Perhaps more importantly, landscape design must go much deeper than image-making, which simply trivializes it. It is, after all, not a matter of constantly changing style, as some people think -like the redesign of new fashions each season. It has nothing to do with old-fashioned carpet bedding or modish, intricate gridded patterning on the ground, which is the more recently stylish way of doing things.
Landscape design is about social relevance, it can become poetic and symbolic, but, perhaps most importantly, it can articulate a culture’s most spiritual values.
For its best meaning, it can strive to externalize and make feasible spiritual values-for individuals, for a community, and for the whole planet. The role of the landscape designer can be similar to the role of a Shaman who, in the Dutch teacher Beuy’s words, “can transform base materials into mystical touchstones.” Beautiful term.
ln that way, landscape design is like alchemy.
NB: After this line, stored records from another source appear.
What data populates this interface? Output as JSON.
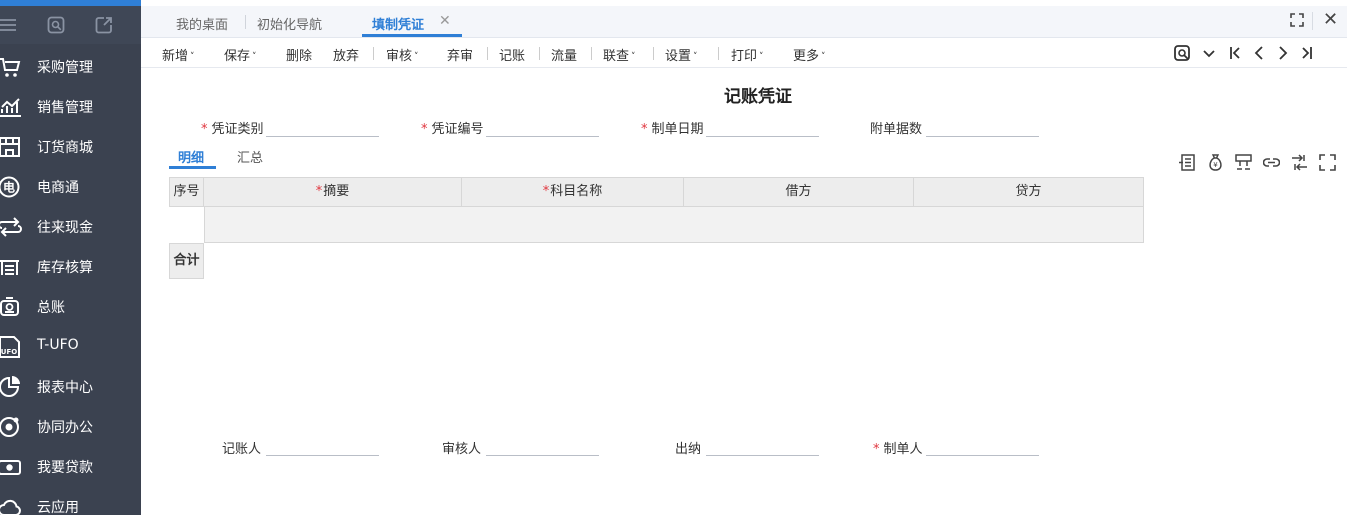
{
  "sidebar": {
    "top_icons": [
      "menu-icon",
      "search-app-icon",
      "add-window-icon"
    ],
    "items": [
      {
        "label": "采购管理",
        "icon": "cart-icon"
      },
      {
        "label": "销售管理",
        "icon": "sales-chart-icon"
      },
      {
        "label": "订货商城",
        "icon": "store-icon"
      },
      {
        "label": "电商通",
        "icon": "ecommerce-icon"
      },
      {
        "label": "往来现金",
        "icon": "transfer-icon"
      },
      {
        "label": "库存核算",
        "icon": "warehouse-icon"
      },
      {
        "label": "总账",
        "icon": "ledger-icon"
      },
      {
        "label": "T-UFO",
        "icon": "ufo-icon"
      },
      {
        "label": "报表中心",
        "icon": "pie-chart-icon"
      },
      {
        "label": "协同办公",
        "icon": "collab-icon"
      },
      {
        "label": "我要贷款",
        "icon": "loan-icon"
      },
      {
        "label": "云应用",
        "icon": "cloud-icon"
      }
    ]
  },
  "tabs": {
    "items": [
      {
        "label": "我的桌面"
      },
      {
        "label": "初始化导航"
      },
      {
        "label": "填制凭证"
      }
    ],
    "close_glyph": "✕"
  },
  "toolbar": {
    "buttons": [
      {
        "label": "新增",
        "has_dropdown": true
      },
      {
        "label": "保存",
        "has_dropdown": true
      },
      {
        "label": "删除",
        "has_dropdown": false
      },
      {
        "label": "放弃",
        "has_dropdown": false
      },
      {
        "label": "审核",
        "has_dropdown": true
      },
      {
        "label": "弃审",
        "has_dropdown": false
      },
      {
        "label": "记账",
        "has_dropdown": false
      },
      {
        "label": "流量",
        "has_dropdown": false
      },
      {
        "label": "联查",
        "has_dropdown": true
      },
      {
        "label": "设置",
        "has_dropdown": true
      },
      {
        "label": "打印",
        "has_dropdown": true
      },
      {
        "label": "更多",
        "has_dropdown": true
      }
    ],
    "caret": "˅",
    "nav_icons": [
      "search-voucher-icon",
      "dropdown-icon",
      "first-record-icon",
      "prev-record-icon",
      "next-record-icon",
      "last-record-icon"
    ]
  },
  "voucher": {
    "title": "记账凭证",
    "fields": [
      {
        "label": "凭证类别",
        "required": true,
        "value": ""
      },
      {
        "label": "凭证编号",
        "required": true,
        "value": ""
      },
      {
        "label": "制单日期",
        "required": true,
        "value": ""
      },
      {
        "label": "附单据数",
        "required": false,
        "value": ""
      }
    ],
    "detail_tabs": [
      {
        "label": "明细",
        "active": true
      },
      {
        "label": "汇总",
        "active": false
      }
    ],
    "side_icons": [
      "insert-row-icon",
      "money-bag-icon",
      "split-icon",
      "link-icon",
      "balance-icon",
      "fullscreen-icon"
    ],
    "grid": {
      "columns": [
        {
          "label": "序号",
          "required": false
        },
        {
          "label": "摘要",
          "required": true
        },
        {
          "label": "科目名称",
          "required": true
        },
        {
          "label": "借方",
          "required": false
        },
        {
          "label": "贷方",
          "required": false
        }
      ],
      "total_label": "合计"
    },
    "signatures": [
      {
        "label": "记账人",
        "required": false,
        "value": ""
      },
      {
        "label": "审核人",
        "required": false,
        "value": ""
      },
      {
        "label": "出纳",
        "required": false,
        "value": ""
      },
      {
        "label": "制单人",
        "required": true,
        "value": ""
      }
    ]
  },
  "colors": {
    "sidebar_bg": "#3b4250",
    "accent": "#2f7fd6",
    "required": "#e0353e"
  }
}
That is what makes it an important art form, and why, in fact, it is worthy for us to pursue this particular profession. Some of the most remarkable transformational environments l have personally experienced exhibit manifestations of spiritual values. They have altered my life.
What they seem to do is release in people something inherent inside them, something that is already there. They evoke some basic need, which lies dormant until it is evoked.
These environments speak to us at a basic, human, archetypical level, revealing to us our latent human and spiritual values.
Lawrence Halprin, Design as a Value System (1989)
Lawrence Halprin, Sea Ranch Sketches and Views (1972)